I'd like the data below restated word for word, with the pictures left out.

[Page and application data records]

= = = = = = =

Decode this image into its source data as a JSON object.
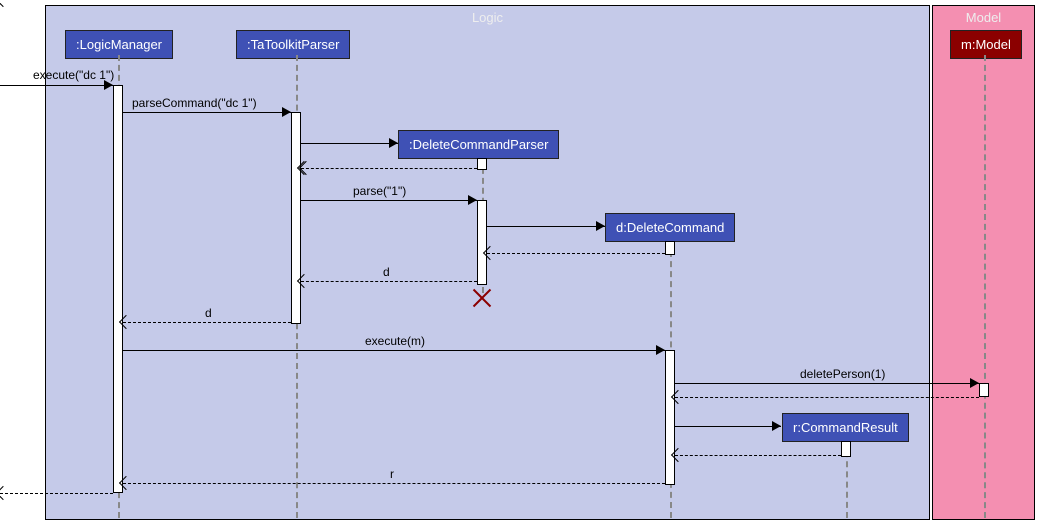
{
  "frames": {
    "logic": "Logic",
    "model": "Model"
  },
  "participants": {
    "logicManager": ":LogicManager",
    "taToolkitParser": ":TaToolkitParser",
    "deleteCommandParser": ":DeleteCommandParser",
    "deleteCommand": "d:DeleteCommand",
    "commandResult": "r:CommandResult",
    "model": "m:Model"
  },
  "messages": {
    "execute1": "execute(\"dc 1\")",
    "parseCommand": "parseCommand(\"dc 1\")",
    "parse": "parse(\"1\")",
    "returnD1": "d",
    "returnD2": "d",
    "executeM": "execute(m)",
    "deletePerson": "deletePerson(1)",
    "returnR": "r"
  }
}
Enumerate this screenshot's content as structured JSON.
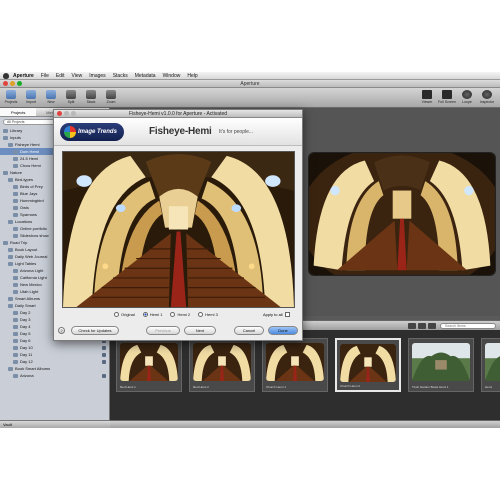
{
  "menubar": {
    "items": [
      "Aperture",
      "File",
      "Edit",
      "View",
      "Images",
      "Stacks",
      "Metadata",
      "Window",
      "Help"
    ]
  },
  "window": {
    "title": "Aperture"
  },
  "toolbar": {
    "left_buttons": [
      "Projects",
      "Import",
      "New",
      "Split",
      "Stack",
      "Zoom",
      "Full Screen",
      "Loupe",
      "Inspector"
    ],
    "right_buttons": [
      "Viewer",
      "Full Screen",
      "Loupe",
      "Inspector"
    ]
  },
  "left_panel": {
    "tabs": [
      "Projects",
      "Metadata",
      "Adjustments"
    ],
    "filter_placeholder": "All Projects",
    "tree": [
      {
        "label": "Library",
        "depth": 0,
        "selected": false
      },
      {
        "label": "Inputs",
        "depth": 0,
        "selected": false
      },
      {
        "label": "Fisheye Hemi",
        "depth": 1,
        "selected": false
      },
      {
        "label": "Dom Hemi",
        "depth": 2,
        "selected": true
      },
      {
        "label": "24.5 Hemi",
        "depth": 2,
        "selected": false
      },
      {
        "label": "Chow Hemi",
        "depth": 2,
        "selected": false
      },
      {
        "label": "Nature",
        "depth": 0,
        "selected": false
      },
      {
        "label": "Bird-types",
        "depth": 1,
        "selected": false
      },
      {
        "label": "Birds of Prey",
        "depth": 2,
        "selected": false
      },
      {
        "label": "Blue Jays",
        "depth": 2,
        "selected": false
      },
      {
        "label": "Hummingbird",
        "depth": 2,
        "selected": false
      },
      {
        "label": "Owls",
        "depth": 2,
        "selected": false
      },
      {
        "label": "Sparrows",
        "depth": 2,
        "selected": false
      },
      {
        "label": "Locations",
        "depth": 1,
        "selected": false
      },
      {
        "label": "Online portfolio",
        "depth": 2,
        "selected": false
      },
      {
        "label": "Slideshow show",
        "depth": 2,
        "selected": false
      },
      {
        "label": "Road Trip",
        "depth": 0,
        "selected": false
      },
      {
        "label": "Book Layout",
        "depth": 1,
        "selected": false
      },
      {
        "label": "Daily Web Journal",
        "depth": 1,
        "selected": false
      },
      {
        "label": "Light Tables",
        "depth": 1,
        "selected": false
      },
      {
        "label": "Arizona Light",
        "depth": 2,
        "selected": false
      },
      {
        "label": "California Light",
        "depth": 2,
        "selected": false
      },
      {
        "label": "New Mexico",
        "depth": 2,
        "selected": false
      },
      {
        "label": "Utah Light",
        "depth": 2,
        "selected": false
      },
      {
        "label": "Smart Albums",
        "depth": 1,
        "selected": false
      },
      {
        "label": "Daily Smart",
        "depth": 1,
        "selected": false
      },
      {
        "label": "Day 2",
        "depth": 2,
        "selected": false
      },
      {
        "label": "Day 3",
        "depth": 2,
        "selected": false
      },
      {
        "label": "Day 4",
        "depth": 2,
        "selected": false
      },
      {
        "label": "Day 5",
        "depth": 2,
        "selected": false
      },
      {
        "label": "Day 6",
        "depth": 2,
        "selected": false
      },
      {
        "label": "Day 10",
        "depth": 2,
        "selected": false
      },
      {
        "label": "Day 11",
        "depth": 2,
        "selected": false
      },
      {
        "label": "Day 12",
        "depth": 2,
        "selected": false
      },
      {
        "label": "Book Smart Albums",
        "depth": 1,
        "selected": false
      },
      {
        "label": "Arizona",
        "depth": 2,
        "selected": false
      }
    ],
    "bottom_label": "Vault"
  },
  "filmstrip": {
    "search_placeholder": "Search Items",
    "thumbs": [
      {
        "label": "Red Hemi 1",
        "selected": false,
        "scene": "church"
      },
      {
        "label": "Red Hemi 2",
        "selected": false,
        "scene": "church"
      },
      {
        "label": "Church Hemi 1",
        "selected": false,
        "scene": "church"
      },
      {
        "label": "Church Hemi 2",
        "selected": true,
        "scene": "church"
      },
      {
        "label": "Tivoli Garden Boats Hemi 1",
        "selected": false,
        "scene": "garden"
      },
      {
        "label": "Hemi",
        "selected": false,
        "scene": "garden"
      }
    ]
  },
  "dialog": {
    "title": "Fisheye-Hemi v1.0.0 for Aperture - Activated",
    "logo_text": "Image Trends",
    "product": "Fisheye-Hemi",
    "tagline": "It's for people...",
    "options": [
      {
        "label": "Original",
        "checked": false
      },
      {
        "label": "Hemi 1",
        "checked": true
      },
      {
        "label": "Hemi 2",
        "checked": false
      },
      {
        "label": "Hemi 3",
        "checked": false
      }
    ],
    "apply_all": "Apply to all",
    "help": "?",
    "buttons": {
      "check_updates": "Check for Updates",
      "previous": "Previous",
      "next": "Next",
      "cancel": "Cancel",
      "done": "Done"
    }
  },
  "colors": {
    "selection": "#6d8ec0",
    "default_button": "#4d8be0",
    "church_arch": "#f1dca4",
    "church_pews": "#6b3414",
    "church_floor": "#9a2418"
  }
}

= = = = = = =

[Answer for this exercise]
Decode this image into its source data as a JSON object.
{
  "frames": {
    "logic": "Logic",
    "model": "Model"
  },
  "participants": {
    "logicManager": ":LogicManager",
    "taToolkitParser": ":TaToolkitParser",
    "deleteCommandParser": ":DeleteCommandParser",
    "deleteCommand": "d:DeleteCommand",
    "commandResult": "r:CommandResult",
    "model": "m:Model"
  },
  "messages": {
    "execute1": "execute(\"dc 1\")",
    "parseCommand": "parseCommand(\"dc 1\")",
    "parse": "parse(\"1\")",
    "returnD1": "d",
    "returnD2": "d",
    "executeM": "execute(m)",
    "deletePerson": "deletePerson(1)",
    "returnR": "r"
  }
}
Enumerate this screenshot's content as structured JSON.
{
  "menubar": {
    "items": [
      "Aperture",
      "File",
      "Edit",
      "View",
      "Images",
      "Stacks",
      "Metadata",
      "Window",
      "Help"
    ]
  },
  "window": {
    "title": "Aperture"
  },
  "toolbar": {
    "left_buttons": [
      "Projects",
      "Import",
      "New",
      "Split",
      "Stack",
      "Zoom",
      "Full Screen",
      "Loupe",
      "Inspector"
    ],
    "right_buttons": [
      "Viewer",
      "Full Screen",
      "Loupe",
      "Inspector"
    ]
  },
  "left_panel": {
    "tabs": [
      "Projects",
      "Metadata",
      "Adjustments"
    ],
    "filter_placeholder": "All Projects",
    "tree": [
      {
        "label": "Library",
        "depth": 0,
        "selected": false
      },
      {
        "label": "Inputs",
        "depth": 0,
        "selected": false
      },
      {
        "label": "Fisheye Hemi",
        "depth": 1,
        "selected": false
      },
      {
        "label": "Dom Hemi",
        "depth": 2,
        "selected": true
      },
      {
        "label": "24.5 Hemi",
        "depth": 2,
        "selected": false
      },
      {
        "label": "Chow Hemi",
        "depth": 2,
        "selected": false
      },
      {
        "label": "Nature",
        "depth": 0,
        "selected": false
      },
      {
        "label": "Bird-types",
        "depth": 1,
        "selected": false
      },
      {
        "label": "Birds of Prey",
        "depth": 2,
        "selected": false
      },
      {
        "label": "Blue Jays",
        "depth": 2,
        "selected": false
      },
      {
        "label": "Hummingbird",
        "depth": 2,
        "selected": false
      },
      {
        "label": "Owls",
        "depth": 2,
        "selected": false
      },
      {
        "label": "Sparrows",
        "depth": 2,
        "selected": false
      },
      {
        "label": "Locations",
        "depth": 1,
        "selected": false
      },
      {
        "label": "Online portfolio",
        "depth": 2,
        "selected": false
      },
      {
        "label": "Slideshow show",
        "depth": 2,
        "selected": false
      },
      {
        "label": "Road Trip",
        "depth": 0,
        "selected": false
      },
      {
        "label": "Book Layout",
        "depth": 1,
        "selected": false
      },
      {
        "label": "Daily Web Journal",
        "depth": 1,
        "selected": false
      },
      {
        "label": "Light Tables",
        "depth": 1,
        "selected": false
      },
      {
        "label": "Arizona Light",
        "depth": 2,
        "selected": false
      },
      {
        "label": "California Light",
        "depth": 2,
        "selected": false
      },
      {
        "label": "New Mexico",
        "depth": 2,
        "selected": false
      },
      {
        "label": "Utah Light",
        "depth": 2,
        "selected": false
      },
      {
        "label": "Smart Albums",
        "depth": 1,
        "selected": false
      },
      {
        "label": "Daily Smart",
        "depth": 1,
        "selected": false
      },
      {
        "label": "Day 2",
        "depth": 2,
        "selected": false
      },
      {
        "label": "Day 3",
        "depth": 2,
        "selected": false
      },
      {
        "label": "Day 4",
        "depth": 2,
        "selected": false
      },
      {
        "label": "Day 5",
        "depth": 2,
        "selected": false
      },
      {
        "label": "Day 6",
        "depth": 2,
        "selected": false
      },
      {
        "label": "Day 10",
        "depth": 2,
        "selected": false
      },
      {
        "label": "Day 11",
        "depth": 2,
        "selected": false
      },
      {
        "label": "Day 12",
        "depth": 2,
        "selected": false
      },
      {
        "label": "Book Smart Albums",
        "depth": 1,
        "selected": false
      },
      {
        "label": "Arizona",
        "depth": 2,
        "selected": false
      }
    ],
    "bottom_label": "Vault"
  },
  "filmstrip": {
    "search_placeholder": "Search Items",
    "thumbs": [
      {
        "label": "Red Hemi 1",
        "selected": false,
        "scene": "church"
      },
      {
        "label": "Red Hemi 2",
        "selected": false,
        "scene": "church"
      },
      {
        "label": "Church Hemi 1",
        "selected": false,
        "scene": "church"
      },
      {
        "label": "Church Hemi 2",
        "selected": true,
        "scene": "church"
      },
      {
        "label": "Tivoli Garden Boats Hemi 1",
        "selected": false,
        "scene": "garden"
      },
      {
        "label": "Hemi",
        "selected": false,
        "scene": "garden"
      }
    ]
  },
  "dialog": {
    "title": "Fisheye-Hemi v1.0.0 for Aperture - Activated",
    "logo_text": "Image Trends",
    "product": "Fisheye-Hemi",
    "tagline": "It's for people...",
    "options": [
      {
        "label": "Original",
        "checked": false
      },
      {
        "label": "Hemi 1",
        "checked": true
      },
      {
        "label": "Hemi 2",
        "checked": false
      },
      {
        "label": "Hemi 3",
        "checked": false
      }
    ],
    "apply_all": "Apply to all",
    "help": "?",
    "buttons": {
      "check_updates": "Check for Updates",
      "previous": "Previous",
      "next": "Next",
      "cancel": "Cancel",
      "done": "Done"
    }
  },
  "colors": {
    "selection": "#6d8ec0",
    "default_button": "#4d8be0",
    "church_arch": "#f1dca4",
    "church_pews": "#6b3414",
    "church_floor": "#9a2418"
  }
}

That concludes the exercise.